May is battling to win support for a Brexit deal which will define both the UK's departure from the bloc and her future as leader.
She told the Times on Saturday that while none of the possible alternatives is better than the current Brexit deal, she would prefer a model similar to that of Norway, which is not an EU member but is part of the European Economic Area.
The former home secretary said the alternative "seems plausible not just in terms of the country but in terms of where the MPs are", but conceded that "nobody knows if it can be done".
A Indian-origin Brexiteer MP has come under pressure over her suggestion that potential food shortages between borders could be used as leverage to secure a better deal from the European Union, ahead of a vote in the UK Parliament next week over PM May's Brexit deal.
Mrs May's future hangs in the balance, with a heavy defeat in Tuesday's Commons showdown likely to lead to fresh pressure on her leadership.
"When I say if this deal does not pass we would truly be in uncharted waters, I hope people understand that this is what I genuinely believe and fear could happen".

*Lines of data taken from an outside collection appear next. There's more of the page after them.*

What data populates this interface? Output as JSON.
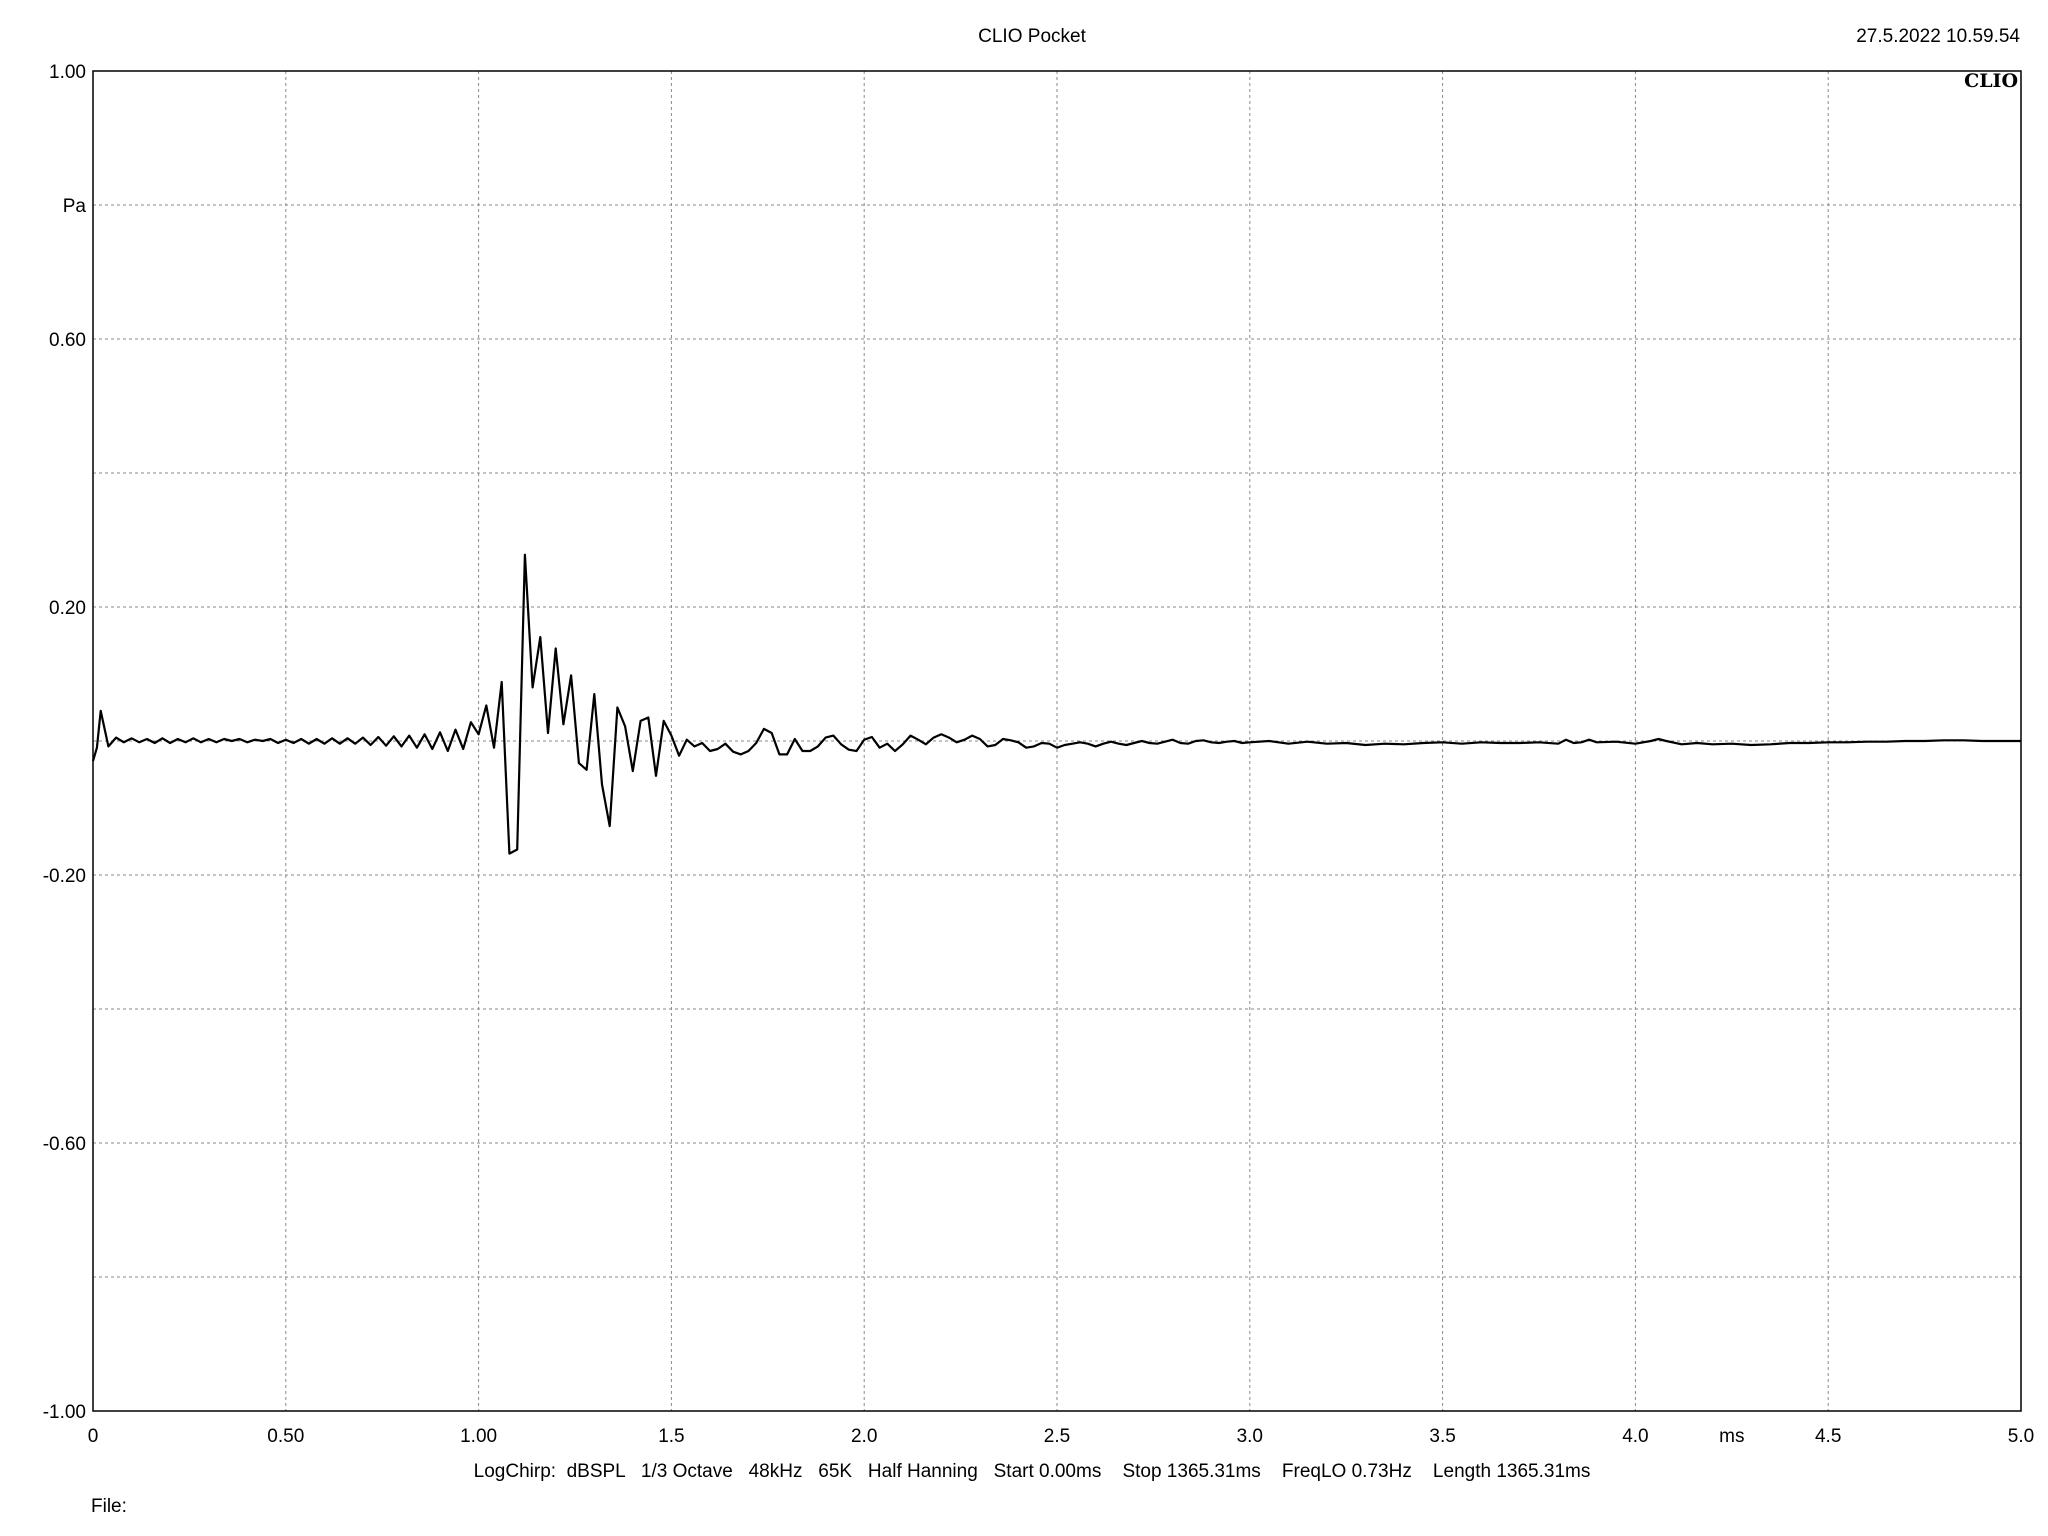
{
  "header": {
    "title": "CLIO Pocket",
    "timestamp": "27.5.2022 10.59.54",
    "logo": "CLIO"
  },
  "footer": {
    "settings": "LogChirp:  dBSPL   1/3 Octave   48kHz   65K   Half Hanning   Start 0.00ms    Stop 1365.31ms    FreqLO 0.73Hz    Length 1365.31ms",
    "file_label": "File:"
  },
  "chart_data": {
    "type": "line",
    "title": "CLIO Pocket",
    "xlabel": "ms",
    "ylabel": "Pa",
    "xlim": [
      0,
      5.0
    ],
    "ylim": [
      -1.0,
      1.0
    ],
    "grid": true,
    "x_ticks": [
      {
        "value": 0,
        "label": "0"
      },
      {
        "value": 0.5,
        "label": "0.50"
      },
      {
        "value": 1.0,
        "label": "1.00"
      },
      {
        "value": 1.5,
        "label": "1.5"
      },
      {
        "value": 2.0,
        "label": "2.0"
      },
      {
        "value": 2.5,
        "label": "2.5"
      },
      {
        "value": 3.0,
        "label": "3.0"
      },
      {
        "value": 3.5,
        "label": "3.5"
      },
      {
        "value": 4.0,
        "label": "4.0"
      },
      {
        "value": 4.5,
        "label": "4.5"
      },
      {
        "value": 5.0,
        "label": "5.0"
      }
    ],
    "x_unit_position": 4.25,
    "y_ticks": [
      {
        "value": 1.0,
        "label": "1.00"
      },
      {
        "value": 0.8,
        "label": "Pa"
      },
      {
        "value": 0.6,
        "label": "0.60"
      },
      {
        "value": 0.4,
        "label": ""
      },
      {
        "value": 0.2,
        "label": "0.20"
      },
      {
        "value": 0.0,
        "label": ""
      },
      {
        "value": -0.2,
        "label": "-0.20"
      },
      {
        "value": -0.4,
        "label": ""
      },
      {
        "value": -0.6,
        "label": "-0.60"
      },
      {
        "value": -0.8,
        "label": ""
      },
      {
        "value": -1.0,
        "label": "-1.00"
      }
    ],
    "series": [
      {
        "color": "#000000",
        "points": [
          [
            0.0,
            -0.03
          ],
          [
            0.01,
            -0.01
          ],
          [
            0.02,
            0.045
          ],
          [
            0.04,
            -0.008
          ],
          [
            0.06,
            0.005
          ],
          [
            0.08,
            -0.002
          ],
          [
            0.1,
            0.004
          ],
          [
            0.12,
            -0.002
          ],
          [
            0.14,
            0.003
          ],
          [
            0.16,
            -0.003
          ],
          [
            0.18,
            0.004
          ],
          [
            0.2,
            -0.003
          ],
          [
            0.22,
            0.003
          ],
          [
            0.24,
            -0.002
          ],
          [
            0.26,
            0.004
          ],
          [
            0.28,
            -0.002
          ],
          [
            0.3,
            0.003
          ],
          [
            0.32,
            -0.002
          ],
          [
            0.34,
            0.003
          ],
          [
            0.36,
            0.0
          ],
          [
            0.38,
            0.003
          ],
          [
            0.4,
            -0.002
          ],
          [
            0.42,
            0.002
          ],
          [
            0.44,
            0.0
          ],
          [
            0.46,
            0.003
          ],
          [
            0.48,
            -0.003
          ],
          [
            0.5,
            0.002
          ],
          [
            0.52,
            -0.003
          ],
          [
            0.54,
            0.003
          ],
          [
            0.56,
            -0.004
          ],
          [
            0.58,
            0.003
          ],
          [
            0.6,
            -0.004
          ],
          [
            0.62,
            0.004
          ],
          [
            0.64,
            -0.004
          ],
          [
            0.66,
            0.004
          ],
          [
            0.68,
            -0.004
          ],
          [
            0.7,
            0.005
          ],
          [
            0.72,
            -0.006
          ],
          [
            0.74,
            0.006
          ],
          [
            0.76,
            -0.007
          ],
          [
            0.78,
            0.007
          ],
          [
            0.8,
            -0.008
          ],
          [
            0.82,
            0.008
          ],
          [
            0.84,
            -0.01
          ],
          [
            0.86,
            0.01
          ],
          [
            0.88,
            -0.012
          ],
          [
            0.9,
            0.013
          ],
          [
            0.92,
            -0.015
          ],
          [
            0.94,
            0.017
          ],
          [
            0.96,
            -0.012
          ],
          [
            0.98,
            0.028
          ],
          [
            1.0,
            0.01
          ],
          [
            1.02,
            0.053
          ],
          [
            1.04,
            -0.01
          ],
          [
            1.06,
            0.088
          ],
          [
            1.08,
            -0.168
          ],
          [
            1.1,
            -0.162
          ],
          [
            1.12,
            0.278
          ],
          [
            1.14,
            0.08
          ],
          [
            1.16,
            0.155
          ],
          [
            1.18,
            0.012
          ],
          [
            1.2,
            0.138
          ],
          [
            1.22,
            0.025
          ],
          [
            1.24,
            0.098
          ],
          [
            1.26,
            -0.033
          ],
          [
            1.28,
            -0.043
          ],
          [
            1.3,
            0.07
          ],
          [
            1.32,
            -0.065
          ],
          [
            1.34,
            -0.127
          ],
          [
            1.36,
            0.05
          ],
          [
            1.38,
            0.022
          ],
          [
            1.4,
            -0.045
          ],
          [
            1.42,
            0.03
          ],
          [
            1.44,
            0.035
          ],
          [
            1.46,
            -0.052
          ],
          [
            1.48,
            0.03
          ],
          [
            1.5,
            0.008
          ],
          [
            1.52,
            -0.022
          ],
          [
            1.54,
            0.002
          ],
          [
            1.56,
            -0.008
          ],
          [
            1.58,
            -0.003
          ],
          [
            1.6,
            -0.015
          ],
          [
            1.62,
            -0.012
          ],
          [
            1.64,
            -0.004
          ],
          [
            1.66,
            -0.016
          ],
          [
            1.68,
            -0.02
          ],
          [
            1.7,
            -0.015
          ],
          [
            1.72,
            -0.003
          ],
          [
            1.74,
            0.018
          ],
          [
            1.76,
            0.012
          ],
          [
            1.78,
            -0.02
          ],
          [
            1.8,
            -0.02
          ],
          [
            1.82,
            0.003
          ],
          [
            1.84,
            -0.015
          ],
          [
            1.86,
            -0.015
          ],
          [
            1.88,
            -0.008
          ],
          [
            1.9,
            0.005
          ],
          [
            1.92,
            0.008
          ],
          [
            1.94,
            -0.005
          ],
          [
            1.96,
            -0.013
          ],
          [
            1.98,
            -0.015
          ],
          [
            2.0,
            0.002
          ],
          [
            2.02,
            0.006
          ],
          [
            2.04,
            -0.01
          ],
          [
            2.06,
            -0.004
          ],
          [
            2.08,
            -0.015
          ],
          [
            2.1,
            -0.005
          ],
          [
            2.12,
            0.008
          ],
          [
            2.14,
            0.002
          ],
          [
            2.16,
            -0.005
          ],
          [
            2.18,
            0.005
          ],
          [
            2.2,
            0.01
          ],
          [
            2.22,
            0.005
          ],
          [
            2.24,
            -0.002
          ],
          [
            2.26,
            0.002
          ],
          [
            2.28,
            0.008
          ],
          [
            2.3,
            0.003
          ],
          [
            2.32,
            -0.008
          ],
          [
            2.34,
            -0.006
          ],
          [
            2.36,
            0.003
          ],
          [
            2.38,
            0.001
          ],
          [
            2.4,
            -0.002
          ],
          [
            2.42,
            -0.01
          ],
          [
            2.44,
            -0.008
          ],
          [
            2.46,
            -0.003
          ],
          [
            2.48,
            -0.004
          ],
          [
            2.5,
            -0.01
          ],
          [
            2.52,
            -0.006
          ],
          [
            2.54,
            -0.004
          ],
          [
            2.56,
            -0.002
          ],
          [
            2.58,
            -0.004
          ],
          [
            2.6,
            -0.008
          ],
          [
            2.62,
            -0.004
          ],
          [
            2.64,
            -0.001
          ],
          [
            2.66,
            -0.004
          ],
          [
            2.68,
            -0.006
          ],
          [
            2.7,
            -0.003
          ],
          [
            2.72,
            0.0
          ],
          [
            2.74,
            -0.003
          ],
          [
            2.76,
            -0.004
          ],
          [
            2.78,
            -0.001
          ],
          [
            2.8,
            0.002
          ],
          [
            2.82,
            -0.003
          ],
          [
            2.84,
            -0.004
          ],
          [
            2.86,
            0.0
          ],
          [
            2.88,
            0.001
          ],
          [
            2.9,
            -0.002
          ],
          [
            2.92,
            -0.003
          ],
          [
            2.94,
            -0.001
          ],
          [
            2.96,
            0.0
          ],
          [
            2.98,
            -0.003
          ],
          [
            3.0,
            -0.002
          ],
          [
            3.05,
            0.0
          ],
          [
            3.1,
            -0.004
          ],
          [
            3.15,
            -0.001
          ],
          [
            3.2,
            -0.004
          ],
          [
            3.25,
            -0.003
          ],
          [
            3.3,
            -0.006
          ],
          [
            3.35,
            -0.004
          ],
          [
            3.4,
            -0.005
          ],
          [
            3.45,
            -0.003
          ],
          [
            3.5,
            -0.002
          ],
          [
            3.55,
            -0.004
          ],
          [
            3.6,
            -0.002
          ],
          [
            3.65,
            -0.003
          ],
          [
            3.7,
            -0.003
          ],
          [
            3.75,
            -0.002
          ],
          [
            3.8,
            -0.004
          ],
          [
            3.82,
            0.002
          ],
          [
            3.84,
            -0.003
          ],
          [
            3.86,
            -0.002
          ],
          [
            3.88,
            0.002
          ],
          [
            3.9,
            -0.002
          ],
          [
            3.95,
            -0.001
          ],
          [
            4.0,
            -0.004
          ],
          [
            4.04,
            0.0
          ],
          [
            4.06,
            0.003
          ],
          [
            4.08,
            0.0
          ],
          [
            4.12,
            -0.005
          ],
          [
            4.16,
            -0.003
          ],
          [
            4.2,
            -0.005
          ],
          [
            4.25,
            -0.004
          ],
          [
            4.3,
            -0.006
          ],
          [
            4.35,
            -0.005
          ],
          [
            4.4,
            -0.003
          ],
          [
            4.45,
            -0.003
          ],
          [
            4.5,
            -0.002
          ],
          [
            4.55,
            -0.002
          ],
          [
            4.6,
            -0.001
          ],
          [
            4.65,
            -0.001
          ],
          [
            4.7,
            0.0
          ],
          [
            4.75,
            0.0
          ],
          [
            4.8,
            0.001
          ],
          [
            4.85,
            0.001
          ],
          [
            4.9,
            0.0
          ],
          [
            4.95,
            0.0
          ],
          [
            5.0,
            0.0
          ]
        ]
      }
    ]
  }
}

"I would say to the colleagues who are voting against the withdrawal agreement. anything could happen after that".
Eurosceptic former party leader Iain Duncan Smith cautioned against the PM and her Cabinet deciding to "brazen it out", saying such an approach would be a "disaster".
"I believe that if the response is, "we've lost but we will do this all over again", it will become a leadership issue".
Hilary Benn, chair of the committee, said the government had "refused to face up to the hard choices confronting us". It is widely expected she will lose and ministers are concerned that the scale of defeat would be such it could bring down her government.
She acknowledged Tuesday's vote was "going to be difficult", but was adamant Mrs May would remain as prime minister even if her government was defeated, insisting "she will see us through this".
This would be triggered under the terms of the Fixed Term Parliaments Act 2011.
On this UpFront Arena, we debate the extent of interference in that referendum and whether it could have affected the result.
Opposition parties, including Labor, the Liberal Democrats and the Scottish National Party, have said they can not support the deal.
"If we go into government straight away we would start negotiating straight away. If it meant holding things a bit longer to do it, of course", he told Sky News.
Elsewhere in the capital, the pro-EU Best for Britain and second referendum campaign the People's Vote will hold a rally featuring politicians including Lord Heseltine and celebrities such as actors Charles Dance and Jason Isaacs.